Have you considered Core Image?
According the the Apple Reference on UIImage the object is immutable and you have no access to the backing bytes. While it is true that you can access the CGImage data if you populated the
UIImage with a
CGImage (explicitly or implicitly), it will return
NULL if the
UIImage is backed by a
CIImage and vice-versa.
The documentation goes on to say that a
UIImage shouldn't be used for images larger than
1024x1024px and it might just unload its backing data in low memory situations. You are definitely given the impression
UIImage is for app artwork.
CGImage is closer to the better solution, but CGImage is a C API with a messier syntax, lacks automatic memory management (in Objective-C, but not in Swift), and has gotchas about creating contexts. It might work for you and it certainly has gotten us pretty far down the road, but we have better choices.
Common tricks to getting around this issue
- UIImagePNGRepresentation or JPEG
- Determine if image has CGImage or CIImage backing data and get it there
Neither of these are particularly good tricks given that if you need to transport images that aren't coming out of the device bundle, namely icons.
My recommendation CIImage

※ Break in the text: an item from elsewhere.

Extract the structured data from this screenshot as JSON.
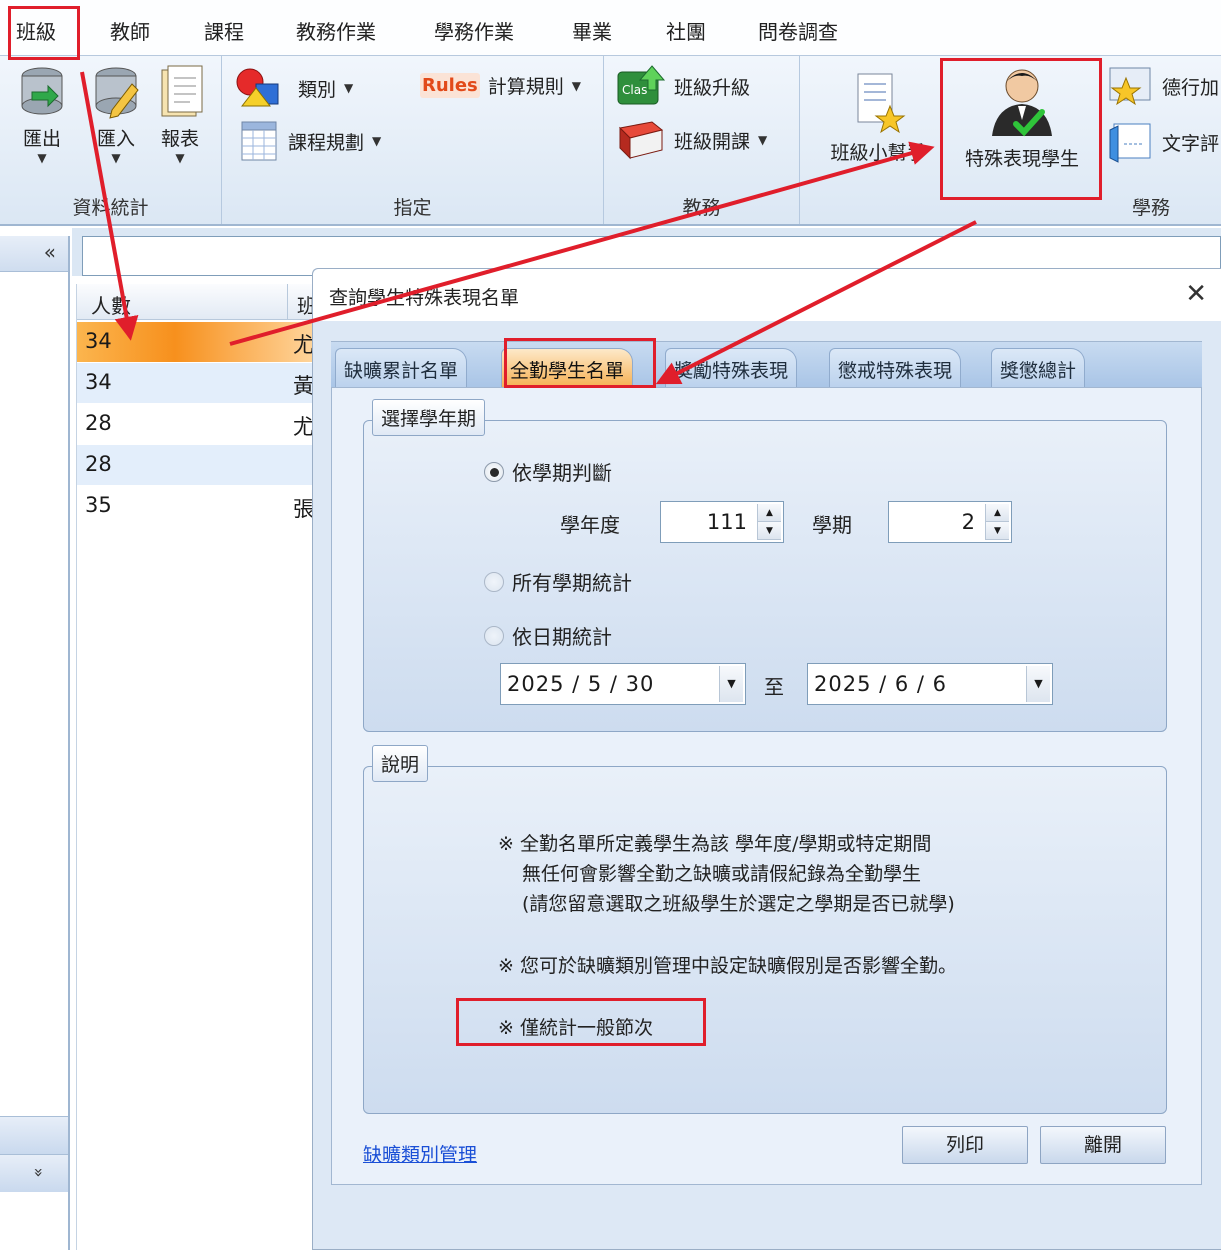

While developing your project it might make more sense for you to avoid UIImage altogether and pick something else. UIImage, as a Obj-C image wrapper, is often backed by CGImage to the point where we take it for granted. However, I prefer to use CIImage as much as possible. It tends to be a better wrapper format in that you can use a CIContext to get out the format you desire without needing to know how it was created. In your case, getting the bitmap would be a matter of calling
As an added bonus you can start doing nice manipulations to the image by chaining filters onto the image. This solves a lot of the issues where the image is upside down or needs to be rotated/scaled etc.